That also means this isn’t someone we’ve already heard of.
We also know this from the New York Times, though we don't know it's describing the same source:
At least one government informant met with Mr. Trump’s former campaign aides, Carter Page and George Papadopoulos, current and former officials said.
Another report today, from CNN, includes the claim sourced to anonymous US officials that:
"the confidential intelligence source was not planted inside the campaign to provide information to investigators."
But what we don't know:
We don’t know what the informant’s relationship to the Trump campaign was. Was he or she on the staff? An outside adviser? Just someone who came in contact with people on the campaign for some other reason? We have no idea.
But we have no idea whether the informant was “implanted.” This morning, Trump’s lawyer Rudy Giuliani said, “We’re told there were two infiltrations, two embedded people in the campaign.” Pressed on where he learned this, Giuliani was vague. Given how often he has said things that he quickly walked back or turned out to be bogus, there’s no reason to think he has any idea what he’s talking about. But it’s theoretically possible.
We know essentially nothing about what information the informant provided. We don’t know what the informant has passed on to investigators. We don’t know how central this information became to the investigation, or if it revealed any crimes. The information could be the key to the whole case, or it could be of little or no importance.
In other words, there is not enough public information from reliable sources at this time to understand who all the FBI has received information from. But if today's reports prove accurate, we know that the source was not "planted" inside the campaign.
There is also an issue with the definition of "embedded informant" here. If someone voluntarily reports information and becomes a source because they were, as Simpson said, "concerned," that's not the same thing as the FBI directing someone under its control to join the campaign for the purpose of gathering information. If I witness a stabbing on the street and call the emergency services, I'm not "an embedded informant"; I'm a witness notifying law enforcement about something I see. We don't yet know enough about the source's (or sources') relationship with the campaign and the government to know whether anyone was "embedded" or under what circumstances they came to know what they knew.
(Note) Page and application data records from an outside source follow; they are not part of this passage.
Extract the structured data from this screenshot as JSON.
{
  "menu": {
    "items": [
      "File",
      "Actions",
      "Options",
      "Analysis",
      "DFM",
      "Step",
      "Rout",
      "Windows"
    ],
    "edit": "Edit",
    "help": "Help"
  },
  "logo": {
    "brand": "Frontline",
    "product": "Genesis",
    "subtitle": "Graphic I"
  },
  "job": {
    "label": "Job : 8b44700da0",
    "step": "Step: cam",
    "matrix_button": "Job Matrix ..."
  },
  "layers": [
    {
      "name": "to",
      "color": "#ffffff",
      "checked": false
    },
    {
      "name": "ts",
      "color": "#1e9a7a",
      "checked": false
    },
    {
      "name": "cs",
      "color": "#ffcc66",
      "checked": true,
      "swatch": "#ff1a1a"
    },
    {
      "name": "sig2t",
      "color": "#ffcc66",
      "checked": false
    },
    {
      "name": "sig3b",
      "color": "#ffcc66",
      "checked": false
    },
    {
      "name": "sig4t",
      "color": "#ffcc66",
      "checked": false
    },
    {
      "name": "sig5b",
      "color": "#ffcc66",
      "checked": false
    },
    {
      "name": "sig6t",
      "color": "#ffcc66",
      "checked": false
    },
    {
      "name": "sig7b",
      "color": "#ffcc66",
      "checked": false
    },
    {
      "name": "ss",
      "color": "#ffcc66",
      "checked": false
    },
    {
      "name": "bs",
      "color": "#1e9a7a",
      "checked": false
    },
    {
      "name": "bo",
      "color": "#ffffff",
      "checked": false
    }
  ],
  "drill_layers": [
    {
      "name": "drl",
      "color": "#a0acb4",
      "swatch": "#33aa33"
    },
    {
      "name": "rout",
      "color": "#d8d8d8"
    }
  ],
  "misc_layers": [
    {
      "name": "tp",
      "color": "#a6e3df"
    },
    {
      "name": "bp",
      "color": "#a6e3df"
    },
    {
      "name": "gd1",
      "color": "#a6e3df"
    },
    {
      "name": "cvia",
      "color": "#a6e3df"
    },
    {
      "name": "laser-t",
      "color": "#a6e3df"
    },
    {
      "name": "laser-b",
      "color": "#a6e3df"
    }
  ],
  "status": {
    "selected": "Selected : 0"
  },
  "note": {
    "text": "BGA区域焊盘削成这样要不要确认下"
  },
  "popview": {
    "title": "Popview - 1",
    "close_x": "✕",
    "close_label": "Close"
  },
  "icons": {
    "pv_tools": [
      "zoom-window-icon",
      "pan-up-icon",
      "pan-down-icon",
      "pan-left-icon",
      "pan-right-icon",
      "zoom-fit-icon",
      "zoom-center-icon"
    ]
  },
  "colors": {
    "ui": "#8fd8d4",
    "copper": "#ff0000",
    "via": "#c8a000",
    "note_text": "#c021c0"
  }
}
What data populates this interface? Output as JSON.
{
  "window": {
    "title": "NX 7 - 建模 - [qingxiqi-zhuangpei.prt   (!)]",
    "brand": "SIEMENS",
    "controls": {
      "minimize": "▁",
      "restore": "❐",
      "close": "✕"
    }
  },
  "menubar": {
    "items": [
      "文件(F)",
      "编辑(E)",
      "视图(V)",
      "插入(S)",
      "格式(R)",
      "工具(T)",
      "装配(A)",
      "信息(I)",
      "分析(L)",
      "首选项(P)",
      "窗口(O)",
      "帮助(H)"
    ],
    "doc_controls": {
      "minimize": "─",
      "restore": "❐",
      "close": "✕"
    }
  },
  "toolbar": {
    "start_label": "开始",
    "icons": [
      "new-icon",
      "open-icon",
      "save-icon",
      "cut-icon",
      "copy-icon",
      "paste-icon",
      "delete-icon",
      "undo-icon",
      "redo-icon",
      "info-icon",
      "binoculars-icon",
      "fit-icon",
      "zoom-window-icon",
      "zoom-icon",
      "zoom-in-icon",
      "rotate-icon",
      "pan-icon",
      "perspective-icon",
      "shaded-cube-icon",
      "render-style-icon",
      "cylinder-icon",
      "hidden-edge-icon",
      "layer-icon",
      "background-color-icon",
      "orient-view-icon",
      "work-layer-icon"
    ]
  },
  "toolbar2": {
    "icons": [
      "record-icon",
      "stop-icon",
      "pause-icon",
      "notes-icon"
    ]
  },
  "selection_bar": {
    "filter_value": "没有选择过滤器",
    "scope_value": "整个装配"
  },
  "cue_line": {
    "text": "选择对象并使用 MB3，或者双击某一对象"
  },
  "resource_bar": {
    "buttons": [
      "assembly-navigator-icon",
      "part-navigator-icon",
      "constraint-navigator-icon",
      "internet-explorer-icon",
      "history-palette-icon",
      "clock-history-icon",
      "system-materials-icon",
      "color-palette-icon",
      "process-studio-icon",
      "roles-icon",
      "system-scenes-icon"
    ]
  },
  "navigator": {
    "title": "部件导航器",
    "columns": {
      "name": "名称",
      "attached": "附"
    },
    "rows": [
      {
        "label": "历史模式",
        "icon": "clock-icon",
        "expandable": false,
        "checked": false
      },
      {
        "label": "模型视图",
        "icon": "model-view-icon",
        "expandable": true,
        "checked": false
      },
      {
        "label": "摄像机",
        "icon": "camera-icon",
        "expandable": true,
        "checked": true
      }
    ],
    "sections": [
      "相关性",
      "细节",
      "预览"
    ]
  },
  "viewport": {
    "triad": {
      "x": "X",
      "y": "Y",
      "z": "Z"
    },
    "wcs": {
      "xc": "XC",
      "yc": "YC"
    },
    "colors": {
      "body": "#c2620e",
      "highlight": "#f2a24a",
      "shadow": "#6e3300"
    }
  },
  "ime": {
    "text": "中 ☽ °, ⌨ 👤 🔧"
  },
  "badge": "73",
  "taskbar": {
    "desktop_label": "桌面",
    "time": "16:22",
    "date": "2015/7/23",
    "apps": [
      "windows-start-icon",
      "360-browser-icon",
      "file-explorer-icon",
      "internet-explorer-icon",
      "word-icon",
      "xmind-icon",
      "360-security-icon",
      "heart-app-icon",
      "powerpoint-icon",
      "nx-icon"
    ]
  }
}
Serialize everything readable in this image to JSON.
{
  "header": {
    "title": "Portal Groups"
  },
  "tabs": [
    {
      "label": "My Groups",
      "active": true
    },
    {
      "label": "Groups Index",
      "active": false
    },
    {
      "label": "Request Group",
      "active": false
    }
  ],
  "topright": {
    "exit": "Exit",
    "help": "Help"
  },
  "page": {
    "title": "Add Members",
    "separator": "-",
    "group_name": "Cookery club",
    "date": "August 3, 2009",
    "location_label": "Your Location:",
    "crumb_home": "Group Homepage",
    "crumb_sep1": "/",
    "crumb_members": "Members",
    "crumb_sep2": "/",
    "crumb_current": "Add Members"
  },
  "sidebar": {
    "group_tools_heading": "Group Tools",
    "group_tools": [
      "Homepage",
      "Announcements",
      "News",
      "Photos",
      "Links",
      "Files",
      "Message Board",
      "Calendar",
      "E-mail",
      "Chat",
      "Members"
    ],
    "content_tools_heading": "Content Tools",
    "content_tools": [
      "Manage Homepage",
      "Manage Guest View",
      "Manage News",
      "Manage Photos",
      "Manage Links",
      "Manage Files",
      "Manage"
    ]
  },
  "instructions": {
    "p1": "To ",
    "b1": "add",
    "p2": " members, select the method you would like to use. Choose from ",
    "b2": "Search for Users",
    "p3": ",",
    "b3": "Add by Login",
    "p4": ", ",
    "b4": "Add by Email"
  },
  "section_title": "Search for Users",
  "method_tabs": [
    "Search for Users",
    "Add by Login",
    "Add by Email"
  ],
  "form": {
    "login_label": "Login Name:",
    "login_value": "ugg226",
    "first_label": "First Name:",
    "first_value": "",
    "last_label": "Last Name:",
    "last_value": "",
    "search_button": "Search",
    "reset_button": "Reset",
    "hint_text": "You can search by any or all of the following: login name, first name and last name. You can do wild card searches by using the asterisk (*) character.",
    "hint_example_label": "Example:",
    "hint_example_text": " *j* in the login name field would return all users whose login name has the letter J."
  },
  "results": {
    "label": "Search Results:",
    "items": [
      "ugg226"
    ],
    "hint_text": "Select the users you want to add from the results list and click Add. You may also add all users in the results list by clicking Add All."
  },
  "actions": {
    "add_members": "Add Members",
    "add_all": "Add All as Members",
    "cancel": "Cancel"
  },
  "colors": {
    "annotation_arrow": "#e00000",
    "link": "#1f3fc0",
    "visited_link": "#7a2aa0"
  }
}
In short, there is evidence that there is at least one confidential human source who provided information about the investigation. There is not sufficient reliable public evidence to entirely understand who the source or sources are, their connection to the campaign or law enforcement, how the relationship came to be, or what information they provided. There is at least some information indicating the source was not "planted." Given this, there is also not yet any public evidence to conclude the FBI did anything improper with this source or that it is "bigger than Watergate."